Improving Your Poker Game
Poker is a card game in which players place bets on the strength of their hands. Players can either call, raise or fold their hand. The hand with the highest ranking wins the pot, or the pool of bets. If two or more hands have the same rank, they tie and the pot is split between them. In addition to betting, poker also involves bluffing. This can be effective, but it is important to learn how to read your opponents.
To begin the game, each player buys in by contributing a sum of money to the pot. This amount may be in the form of an ante or blind bet. Then, the dealer shuffles the cards and deals them out to each player, starting with the player to his left. Cards are dealt face up or down, depending on the variant of poker being played. The first player to the left has the option of cutting the cards. The dealer may also cut, but this must be done with the utmost discretion.
Each round of betting in poker is called a “deal.” The player to the left must put chips into the pot equal to or higher than the bet placed by the previous player. If they choose to do so, they can say “call” (put in the same number of chips as the previous player). If they don’t have a good enough hand to call, they can say “raise” (put in more than the other player did). If they are not willing or unable to raise, they can say “fold” (drop out).
The best way to improve your game is to play consistently. This is not easy, especially when you are losing. However, it will pay off in the long run.
Once the bets are made, the cards are turned over and the winner is determined. The best five-card hand wins the pot. However, if two players have the same pair, the higher card wins.
If you are a newcomer to poker, you should only gamble with money that you are willing to lose. A general rule of thumb is that you should be able to comfortably afford to lose 200 bets at the highest limit. Once you have reached this limit, stop gambling until you can afford to increase your bankroll again.

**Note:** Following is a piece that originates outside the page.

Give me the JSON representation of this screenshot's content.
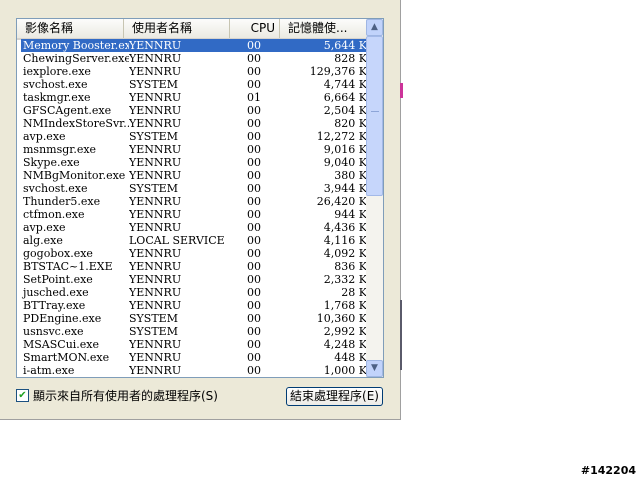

Another important factor in improving your game is observing the action at other tables. This will give you a better understanding of the mistakes that other players make, and allow you to exploit them. In addition, you should always remember that table position is crucial. In the early stages, it is a good idea to avoid making bets in the first few positions to the left of the dealer. This is because other players could have much stronger hands than you, and a bet from you might signal weakness. Likewise, it is usually unwise to bet when you are in the late position, as other players may have more than you do.